Known as one of the wealthiest private schools in the U.S., a 2011 study by Forbes magazine ranked Duke University 11th in the world in terms of the number of alumni who went on to become billionaires. The school's academic excellence is rivaled by its outstanding athletics programs, especially in basketball; the men's team boasts five Division I national titles and the women's team has made four Final Four appearances.
At last count, Duke University's library system held more than 7.2 million print volumes, as well as more than 57,000 linear feet of manuscripts. Duke libraries also serve as active instructional centers, with hundreds of education sessions attracting tens of thousands of participants each year. Duke's on-campus art museum -- the Nasher Museum of Art -- also acts as an affiliate of its library system. The museum opened in 2005 and maintains a collection of more than 13,000 pieces.
|20||Ohio State University Columbus, OH||
Home of the Buckeyes, Ohio State University hosts one of the most diverse and varied extracurricular student life programs in the United States, boasting more than 1,000 different student organizations. With nearly 60,000 students enrolled at its main campus in the state capital of Columbus, OSU ranks among the largest public universities in the nation.
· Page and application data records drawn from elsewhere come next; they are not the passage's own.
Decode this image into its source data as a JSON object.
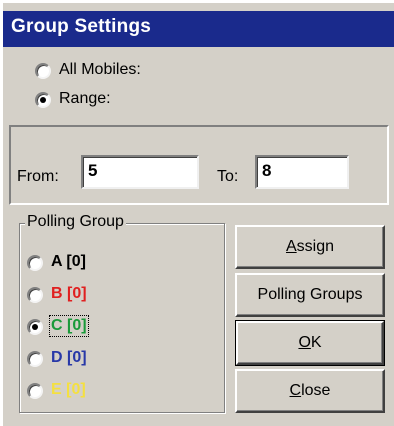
{
  "window": {
    "title": "Group Settings"
  },
  "mode": {
    "all_mobiles_label": "All Mobiles:",
    "range_label": "Range:",
    "selected": "range"
  },
  "range": {
    "from_label": "From:",
    "from_value": "5",
    "to_label": "To:",
    "to_value": "8"
  },
  "polling_group": {
    "legend": "Polling Group",
    "selected": "C",
    "items": [
      {
        "label": "A [0]",
        "color": "#000000"
      },
      {
        "label": "B [0]",
        "color": "#e02020"
      },
      {
        "label": "C [0]",
        "color": "#1a9a3a"
      },
      {
        "label": "D [0]",
        "color": "#2838a8"
      },
      {
        "label": "E [0]",
        "color": "#f4e040"
      }
    ]
  },
  "buttons": {
    "assign": {
      "mnemonic": "A",
      "rest": "ssign"
    },
    "polling_groups": "Polling Groups",
    "ok": {
      "mnemonic": "O",
      "rest": "K"
    },
    "close": {
      "mnemonic": "C",
      "rest": "lose"
    }
  }
}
OSU's library system is anchored by the William Oxley Thompson Memorial Library, which was built in 1912. This impressive building contains over 1.2 million print volumes in its stacks. It is the largest member of the school's library system, which is comprised of 19 main-campus libraries and special collections, as well as six regional branches at other OSU locations. In total, OSU's library system contains almost 6.2 million print volumes.